A word-for-word copy of the entries, with the images left out, is what you should write.

** Stored data follows **

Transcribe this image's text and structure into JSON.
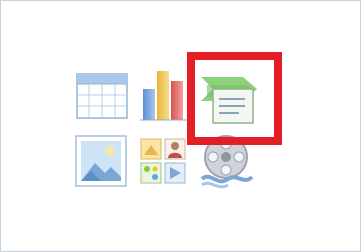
{
  "placeholder": {
    "icons": [
      "insert-table-icon",
      "insert-chart-icon",
      "insert-smartart-icon",
      "insert-picture-icon",
      "insert-clip-art-icon",
      "insert-media-clip-icon"
    ],
    "highlighted": "insert-smartart-icon"
  },
  "colors": {
    "highlight": "#e41e26",
    "border": "#c9d2da",
    "smartart_green": "#7cc576",
    "table_blue": "#6fa8dc"
  }
}
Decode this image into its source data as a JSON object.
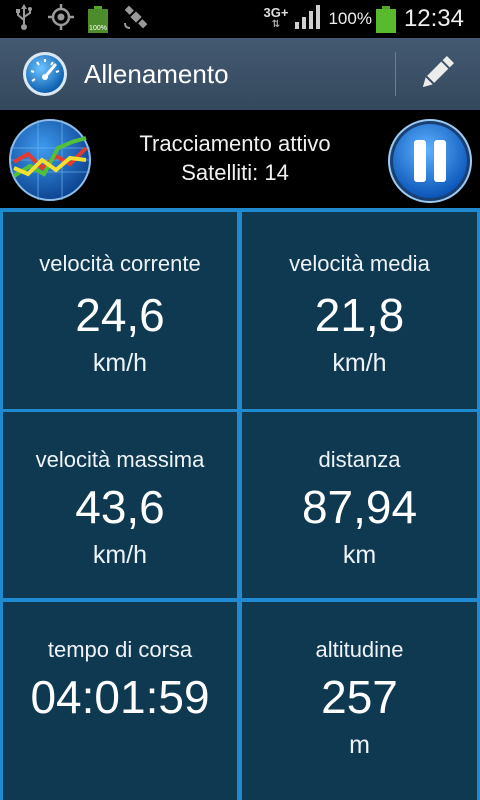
{
  "status_bar": {
    "network": "3G+",
    "battery_percent": "100%",
    "time": "12:34",
    "small_battery_label": "100%",
    "icons": [
      "usb-icon",
      "gps-target-icon",
      "battery-small-icon",
      "satellite-icon",
      "signal-icon",
      "battery-icon"
    ]
  },
  "action_bar": {
    "title": "Allenamento",
    "app_icon": "speedometer-icon",
    "action_icon": "pencil-icon"
  },
  "tracking": {
    "status": "Tracciamento attivo",
    "satellites": "Satelliti: 14",
    "left_icon": "chart-globe-icon",
    "right_icon": "pause-icon"
  },
  "stats": [
    {
      "label": "velocità corrente",
      "value": "24,6",
      "unit": "km/h"
    },
    {
      "label": "velocità media",
      "value": "21,8",
      "unit": "km/h"
    },
    {
      "label": "velocità massima",
      "value": "43,6",
      "unit": "km/h"
    },
    {
      "label": "distanza",
      "value": "87,94",
      "unit": "km"
    },
    {
      "label": "tempo di corsa",
      "value": "04:01:59",
      "unit": ""
    },
    {
      "label": "altitudine",
      "value": "257",
      "unit": "m"
    }
  ],
  "colors": {
    "grid_border": "#1f8ad0",
    "cell_bg": "#0f3951",
    "action_bar": "#3c5169"
  }
}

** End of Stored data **

**Answer box:**
Transcribe this image's text and structure into JSON.
{
  "placeholder": {
    "icons": [
      "insert-table-icon",
      "insert-chart-icon",
      "insert-smartart-icon",
      "insert-picture-icon",
      "insert-clip-art-icon",
      "insert-media-clip-icon"
    ],
    "highlighted": "insert-smartart-icon"
  },
  "colors": {
    "highlight": "#e41e26",
    "border": "#c9d2da",
    "smartart_green": "#7cc576",
    "table_blue": "#6fa8dc"
  }
}
Decode this image into its source data as a JSON object.
{
  "status_bar": {
    "network": "3G+",
    "battery_percent": "100%",
    "time": "12:34",
    "small_battery_label": "100%",
    "icons": [
      "usb-icon",
      "gps-target-icon",
      "battery-small-icon",
      "satellite-icon",
      "signal-icon",
      "battery-icon"
    ]
  },
  "action_bar": {
    "title": "Allenamento",
    "app_icon": "speedometer-icon",
    "action_icon": "pencil-icon"
  },
  "tracking": {
    "status": "Tracciamento attivo",
    "satellites": "Satelliti: 14",
    "left_icon": "chart-globe-icon",
    "right_icon": "pause-icon"
  },
  "stats": [
    {
      "label": "velocità corrente",
      "value": "24,6",
      "unit": "km/h"
    },
    {
      "label": "velocità media",
      "value": "21,8",
      "unit": "km/h"
    },
    {
      "label": "velocità massima",
      "value": "43,6",
      "unit": "km/h"
    },
    {
      "label": "distanza",
      "value": "87,94",
      "unit": "km"
    },
    {
      "label": "tempo di corsa",
      "value": "04:01:59",
      "unit": ""
    },
    {
      "label": "altitudine",
      "value": "257",
      "unit": "m"
    }
  ],
  "colors": {
    "grid_border": "#1f8ad0",
    "cell_bg": "#0f3951",
    "action_bar": "#3c5169"
  }
}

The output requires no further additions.